Q32 Ben Gummer: Finally, on your general role is as guardian of the rule of law within Government: I am aware that you cannot comment specifically on the allegations in the last week about the role of the secret services in Libya, but are you confident that across all Departments there is an understanding of the way the Government should work within the rule of law? Are you confident that you are able to transmit that with the force that you would wish?
Mr Grieve: Yes, I am. If you look at the first page of the Ministerial Code, the second paragraph emphasises the absolute requirement of the Civil Service and Ministers to observe the rule of law and our international and domestic legal obligations. Everything I have seen of the way Government operates is that strenuous efforts are made to ensure that exactly that happens. All I can say to best help you is that it is pretty apparent if you look at the way in which Libya has been handled-and indeed, the Government has made quite clear-that the actions that were taken were done with detailed consideration of the parameters laid down by the two relevant United Nations Security Council Resolutions. That was the framework within which decisions had to be taken. I hope that history will judge us well and kindly for having sought to do just that.
Q33 Ben Gummer: But if in previous moments torture and rendition were undertaken at the behest of or with the knowledge of Ministers, what would be the repercussions of that?
Mr Grieve: We have to be a little bit careful about hypothetical questions. Torture at the behest of Ministers is a rather serious matter. Unlawful rendition is a rather serious matter. You have asked me a question about how the current Government is going about its business, and I can only answer from my experience as the Attorney-General since 12 May 2010. What may or may not have happened before is the subject matter of a number of inquiries, including Sir Peter Gibson’s. I really do not think that is a matter on which I can comment. Quite apart from anything else, they are not matters within my knowledge.
I want to emphasise that of course the Ministerial Code sometimes puts up challenges. The other thing one has to remember-I always make this point-is that international law is not well defined. There are principles, and ascertaining what is permissible within those principles can sometimes be done by reference to precedent but is not always an easy thing. What my Department strives very hard to do is to ensure that my colleagues have all the information they need <?oasys [pc10p0] ?>about the legal principles on which to make difficult decisions, and as a result, that both the international and our own domestic rule of law is observed.
Q34 Jeremy Corbyn: Do you have any concerns about the operation of the memoranda of understanding that were reached between the previous Government and various Governments in North Africa and the Middle East?

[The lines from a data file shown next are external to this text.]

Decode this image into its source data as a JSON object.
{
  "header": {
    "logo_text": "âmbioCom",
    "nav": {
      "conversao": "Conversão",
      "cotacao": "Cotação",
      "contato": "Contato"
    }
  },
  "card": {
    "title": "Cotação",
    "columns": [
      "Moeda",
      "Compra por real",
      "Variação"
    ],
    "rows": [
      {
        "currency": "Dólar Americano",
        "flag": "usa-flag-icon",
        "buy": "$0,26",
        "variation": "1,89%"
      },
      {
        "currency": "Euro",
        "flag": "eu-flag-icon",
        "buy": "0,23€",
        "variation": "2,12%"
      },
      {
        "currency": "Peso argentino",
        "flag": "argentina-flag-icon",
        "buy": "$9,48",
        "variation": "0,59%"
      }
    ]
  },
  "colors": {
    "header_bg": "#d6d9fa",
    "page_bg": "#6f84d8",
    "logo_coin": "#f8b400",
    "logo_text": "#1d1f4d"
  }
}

Mr Grieve: It is worth bearing in mind that those memoranda are subject, of course, to legal scrutiny and challenge. Indeed, memoranda of understanding for deportation or extradition to countries subject to those memoranda can be challenged in court. Where they are being operated, it is because the courts, having scrutinised them, have concluded that in fact the overall package and the chances of human rights violations have been reduced to such a level that the person can properly be extradited.
Chair: Mr Attorney, thank you very much indeed for the clarity of the answers you have given us on what were quite complex questions. We are most grateful.